+++ GIVEN RECORDS

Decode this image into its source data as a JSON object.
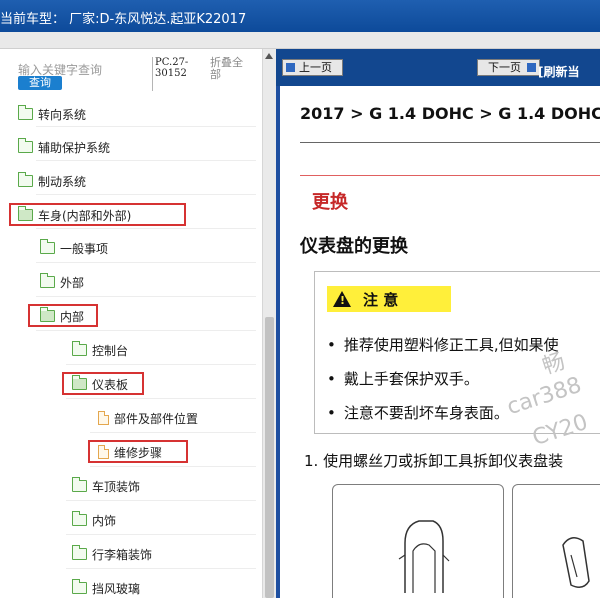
{
  "header": {
    "title": "当前车型： 厂家:D-东风悦达.起亚K22017"
  },
  "search": {
    "placeholder": "输入关键字查询",
    "button": "查询",
    "pc_code": "PC.27-30152",
    "collapse_all": "折叠全部"
  },
  "tree": {
    "items": [
      {
        "label": "转向系统"
      },
      {
        "label": "辅助保护系统"
      },
      {
        "label": "制动系统"
      },
      {
        "label": "车身(内部和外部)"
      },
      {
        "label": "一般事项"
      },
      {
        "label": "外部"
      },
      {
        "label": "内部"
      },
      {
        "label": "控制台"
      },
      {
        "label": "仪表板"
      },
      {
        "label": "部件及部件位置"
      },
      {
        "label": "维修步骤"
      },
      {
        "label": "车顶装饰"
      },
      {
        "label": "内饰"
      },
      {
        "label": "行李箱装饰"
      },
      {
        "label": "挡风玻璃"
      }
    ]
  },
  "nav": {
    "prev": "上一页",
    "next": "下一页",
    "refresh": "[刷新当"
  },
  "doc": {
    "breadcrumb": "2017 > G 1.4 DOHC > G 1.4 DOHC",
    "section": "更换",
    "heading": "仪表盘的更换",
    "caution": {
      "label": "注 意",
      "bullets": [
        "推荐使用塑料修正工具,但如果使",
        "戴上手套保护双手。",
        "注意不要刮坏车身表面。"
      ]
    },
    "watermarks": [
      "畅",
      "car388",
      "CY20"
    ],
    "step": "1.  使用螺丝刀或拆卸工具拆卸仪表盘装"
  },
  "colors": {
    "accent": "#12478f",
    "highlight": "#d63232",
    "section_red": "#c62828",
    "caution_yellow": "#ffef3a"
  }
}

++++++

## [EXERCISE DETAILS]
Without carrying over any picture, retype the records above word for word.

## [RESULT FOR THIS TASK]
Decode this image into its source data as a JSON object.
{
  "header": {
    "title": "当前车型： 厂家:D-东风悦达.起亚K22017"
  },
  "search": {
    "placeholder": "输入关键字查询",
    "button": "查询",
    "pc_code": "PC.27-30152",
    "collapse_all": "折叠全部"
  },
  "tree": {
    "items": [
      {
        "label": "转向系统"
      },
      {
        "label": "辅助保护系统"
      },
      {
        "label": "制动系统"
      },
      {
        "label": "车身(内部和外部)"
      },
      {
        "label": "一般事项"
      },
      {
        "label": "外部"
      },
      {
        "label": "内部"
      },
      {
        "label": "控制台"
      },
      {
        "label": "仪表板"
      },
      {
        "label": "部件及部件位置"
      },
      {
        "label": "维修步骤"
      },
      {
        "label": "车顶装饰"
      },
      {
        "label": "内饰"
      },
      {
        "label": "行李箱装饰"
      },
      {
        "label": "挡风玻璃"
      }
    ]
  },
  "nav": {
    "prev": "上一页",
    "next": "下一页",
    "refresh": "[刷新当"
  },
  "doc": {
    "breadcrumb": "2017 > G 1.4 DOHC > G 1.4 DOHC",
    "section": "更换",
    "heading": "仪表盘的更换",
    "caution": {
      "label": "注 意",
      "bullets": [
        "推荐使用塑料修正工具,但如果使",
        "戴上手套保护双手。",
        "注意不要刮坏车身表面。"
      ]
    },
    "watermarks": [
      "畅",
      "car388",
      "CY20"
    ],
    "step": "1.  使用螺丝刀或拆卸工具拆卸仪表盘装"
  },
  "colors": {
    "accent": "#12478f",
    "highlight": "#d63232",
    "section_red": "#c62828",
    "caution_yellow": "#ffef3a"
  }
}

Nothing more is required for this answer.